It’s still the holidays and hard to stay focused on regular posting. One of my New Year’s Resolutions is to post more often. I am determined to meet the challenge. I am working on a post about sequels to Austen stories – specifically, one written by the talented author, Rachel Billington. I recently completed this novel and felt like Emma and Knightley were right there in my living room. Watch for this post later today!
Stay warm everyone. It seems to be pretty chilly everywhere. Here is a flower from my yard to brighten your day!
Okay readers, this is starting to feel like a foodie blog instead of a communication blog. But food and eating is communicating, right? Especially when we talk with our friends and family over a great meal.

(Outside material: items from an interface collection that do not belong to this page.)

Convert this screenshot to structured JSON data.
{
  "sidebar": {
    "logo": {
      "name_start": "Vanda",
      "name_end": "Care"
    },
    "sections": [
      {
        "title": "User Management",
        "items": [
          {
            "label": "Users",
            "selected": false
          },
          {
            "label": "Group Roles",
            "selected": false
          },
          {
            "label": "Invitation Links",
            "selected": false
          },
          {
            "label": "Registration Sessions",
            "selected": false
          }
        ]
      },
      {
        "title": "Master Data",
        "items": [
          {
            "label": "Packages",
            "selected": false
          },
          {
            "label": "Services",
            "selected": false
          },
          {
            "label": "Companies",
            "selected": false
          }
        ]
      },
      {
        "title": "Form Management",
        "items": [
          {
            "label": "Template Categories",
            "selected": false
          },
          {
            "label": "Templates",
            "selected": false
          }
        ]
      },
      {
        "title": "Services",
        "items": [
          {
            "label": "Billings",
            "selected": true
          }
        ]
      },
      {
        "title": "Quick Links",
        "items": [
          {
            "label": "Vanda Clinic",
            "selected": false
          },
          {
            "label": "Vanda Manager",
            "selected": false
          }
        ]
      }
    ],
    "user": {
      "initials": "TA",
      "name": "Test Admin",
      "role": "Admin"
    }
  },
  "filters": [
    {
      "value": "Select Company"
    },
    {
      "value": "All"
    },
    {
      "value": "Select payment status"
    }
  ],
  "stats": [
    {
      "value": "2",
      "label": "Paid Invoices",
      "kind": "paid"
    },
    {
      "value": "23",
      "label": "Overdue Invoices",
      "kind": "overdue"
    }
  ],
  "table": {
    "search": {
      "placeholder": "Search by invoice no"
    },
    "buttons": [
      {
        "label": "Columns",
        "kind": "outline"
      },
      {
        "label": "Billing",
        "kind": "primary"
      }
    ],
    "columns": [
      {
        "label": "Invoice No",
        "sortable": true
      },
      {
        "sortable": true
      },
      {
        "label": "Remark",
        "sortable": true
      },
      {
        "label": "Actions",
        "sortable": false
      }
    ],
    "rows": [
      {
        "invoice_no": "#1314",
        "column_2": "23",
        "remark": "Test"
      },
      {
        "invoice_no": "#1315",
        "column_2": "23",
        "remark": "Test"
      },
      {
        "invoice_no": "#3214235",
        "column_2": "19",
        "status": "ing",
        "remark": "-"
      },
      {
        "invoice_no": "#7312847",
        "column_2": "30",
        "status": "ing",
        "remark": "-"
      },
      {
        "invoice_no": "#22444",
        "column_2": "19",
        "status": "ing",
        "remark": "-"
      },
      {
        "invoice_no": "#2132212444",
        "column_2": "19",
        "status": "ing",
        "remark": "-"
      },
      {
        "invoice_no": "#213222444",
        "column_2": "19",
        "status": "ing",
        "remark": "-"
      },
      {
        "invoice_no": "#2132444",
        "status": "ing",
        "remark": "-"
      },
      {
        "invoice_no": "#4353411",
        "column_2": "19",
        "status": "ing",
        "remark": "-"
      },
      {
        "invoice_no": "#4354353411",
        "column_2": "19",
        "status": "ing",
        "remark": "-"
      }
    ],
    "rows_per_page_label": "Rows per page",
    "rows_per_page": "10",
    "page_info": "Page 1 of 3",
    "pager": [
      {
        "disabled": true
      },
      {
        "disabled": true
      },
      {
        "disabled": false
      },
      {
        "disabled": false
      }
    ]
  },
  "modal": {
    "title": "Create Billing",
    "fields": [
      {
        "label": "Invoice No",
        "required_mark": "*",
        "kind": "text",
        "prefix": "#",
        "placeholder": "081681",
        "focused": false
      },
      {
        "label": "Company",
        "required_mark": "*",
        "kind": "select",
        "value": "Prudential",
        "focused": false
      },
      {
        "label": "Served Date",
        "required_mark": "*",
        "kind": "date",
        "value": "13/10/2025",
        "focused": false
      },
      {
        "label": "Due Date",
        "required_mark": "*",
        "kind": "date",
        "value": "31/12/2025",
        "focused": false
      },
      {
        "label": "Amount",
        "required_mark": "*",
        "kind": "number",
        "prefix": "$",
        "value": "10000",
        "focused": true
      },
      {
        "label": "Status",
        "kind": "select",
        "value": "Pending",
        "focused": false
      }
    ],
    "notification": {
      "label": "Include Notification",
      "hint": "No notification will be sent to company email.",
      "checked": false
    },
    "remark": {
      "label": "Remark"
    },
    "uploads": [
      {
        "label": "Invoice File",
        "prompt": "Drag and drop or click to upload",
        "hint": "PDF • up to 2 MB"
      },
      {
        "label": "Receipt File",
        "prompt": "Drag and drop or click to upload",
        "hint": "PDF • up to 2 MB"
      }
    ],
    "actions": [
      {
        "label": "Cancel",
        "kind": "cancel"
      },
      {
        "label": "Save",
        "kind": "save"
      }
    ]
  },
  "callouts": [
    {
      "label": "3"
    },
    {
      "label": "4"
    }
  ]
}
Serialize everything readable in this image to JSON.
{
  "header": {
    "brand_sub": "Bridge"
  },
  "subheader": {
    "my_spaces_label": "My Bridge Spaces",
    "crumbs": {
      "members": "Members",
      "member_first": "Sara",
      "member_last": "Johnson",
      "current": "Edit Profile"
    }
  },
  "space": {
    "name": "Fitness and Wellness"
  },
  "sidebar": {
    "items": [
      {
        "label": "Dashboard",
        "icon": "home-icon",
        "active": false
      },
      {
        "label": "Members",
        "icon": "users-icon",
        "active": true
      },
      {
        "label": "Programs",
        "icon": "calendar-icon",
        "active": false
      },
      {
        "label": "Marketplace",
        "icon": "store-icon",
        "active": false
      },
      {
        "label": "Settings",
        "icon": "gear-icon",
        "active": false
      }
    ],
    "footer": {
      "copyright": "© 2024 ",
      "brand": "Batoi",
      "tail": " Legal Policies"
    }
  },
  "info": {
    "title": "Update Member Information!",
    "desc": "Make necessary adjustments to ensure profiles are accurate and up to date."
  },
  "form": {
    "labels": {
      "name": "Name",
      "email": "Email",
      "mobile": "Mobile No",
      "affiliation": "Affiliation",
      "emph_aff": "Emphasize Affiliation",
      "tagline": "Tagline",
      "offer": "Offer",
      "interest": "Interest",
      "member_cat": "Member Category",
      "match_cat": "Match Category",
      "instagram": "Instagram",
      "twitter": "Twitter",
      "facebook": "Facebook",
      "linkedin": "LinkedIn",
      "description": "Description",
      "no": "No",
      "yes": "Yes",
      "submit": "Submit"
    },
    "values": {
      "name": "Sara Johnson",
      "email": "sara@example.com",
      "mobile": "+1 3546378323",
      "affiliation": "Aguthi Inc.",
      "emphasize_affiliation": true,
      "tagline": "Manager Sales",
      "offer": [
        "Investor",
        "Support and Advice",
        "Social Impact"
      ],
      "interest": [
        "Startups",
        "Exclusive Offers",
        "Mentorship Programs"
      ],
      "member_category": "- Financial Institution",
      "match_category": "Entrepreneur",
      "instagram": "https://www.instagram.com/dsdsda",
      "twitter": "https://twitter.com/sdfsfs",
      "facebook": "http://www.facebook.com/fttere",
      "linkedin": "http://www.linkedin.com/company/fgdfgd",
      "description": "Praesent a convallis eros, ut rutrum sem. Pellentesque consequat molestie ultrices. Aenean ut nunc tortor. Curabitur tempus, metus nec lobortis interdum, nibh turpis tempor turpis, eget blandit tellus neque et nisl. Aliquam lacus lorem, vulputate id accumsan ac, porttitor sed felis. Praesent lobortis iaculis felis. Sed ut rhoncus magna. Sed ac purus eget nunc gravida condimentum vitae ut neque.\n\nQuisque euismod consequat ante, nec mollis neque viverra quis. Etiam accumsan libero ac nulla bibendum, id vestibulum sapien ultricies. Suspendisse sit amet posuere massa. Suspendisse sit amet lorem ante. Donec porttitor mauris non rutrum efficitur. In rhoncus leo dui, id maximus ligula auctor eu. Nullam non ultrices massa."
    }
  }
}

Last week I posted a new recipe for black bean and sweet potato chili and promised a recipe for beer bread. Here it is!
3 cups self-rising flour, sifted
12 oz beer
Mix together flour, beer and sugar. Pour into a greased loaf pan. Bake at 350 for 45 – 60 minutes. Immediately upon removing from oven, pour a stick of melted butter or margarine over the warm bread. Let cool for a few minutes; remove from pan and serve immediately.
Optional. You may pour the butter over the batter before baking for a bread with a softer crust.
Note: If you don’t have self-rising flour, sift together 3 cups regular flour, 3 tsp baking powder and 1 tsp salt. Be sure to sift the flour to avoid too heavy a bread.
This is great with chili, soup or stew or just with a salad.
Today I am communicating with food. If you think food is not a way of communication be sure to check out this link Want to try a meatless chili on this chilly day? (no pun intended!)
Here’s a great recipe I tried today.
Communicate with your family by telling them you love them through this delightful dish that incorporates traditional flavors (cumin, chilies, cocoa and cilantro) with healthy black beans and sweet potatoes!
With Thanksgiving table still in recent memory, I have found myself reflecting on how important it is that we teach our children to respect the family dining experience – especially when seated at a holiday table with grandparents, aunts, uncles, and cousins, as well as parents and siblings.
In this day of eating on the run, fast food and “quick fix” meals, it is important that we preserve the holiday dinners that many of us remember as children. It should be a time to talk to each other and share conversation in a relaxed fashion. This means adults and kids, put those phones away, and more importantly, parents, leave the kids’ phones at home. There is plenty of time to talk, text and Facebook with friends during the rest of the year, but holidays are for family and close friends to interact, share a meal and be thankful for each other.
One way to get everyone involved with each other is to give everyone a task in preparing the meal. Let the kids fix a relish tray or get the rolls ready for the oven. Let the younger kids make placecards for everyone’s seat or help with setting the table.
And this way of reacting to each other shouldn’t be reserved for holidays alone, but it seems in our fast-paced lives, this is often the only time we have to be together without the pressures of work and other responsibilities. So enjoy the rest of this holiday season and make sure you set the example and enforce manners with the younger members of the family.
As a service to my community, I am posting here a listing of food pantries in Flagler County, Florida. These pantries need your help throughout the year with donations. Please help if you can! Also visit the Team Feed Flagler Facebook page to see how our community served up Thanksgiving Dinner to 2000 members of our community. Now, that’s communicating!!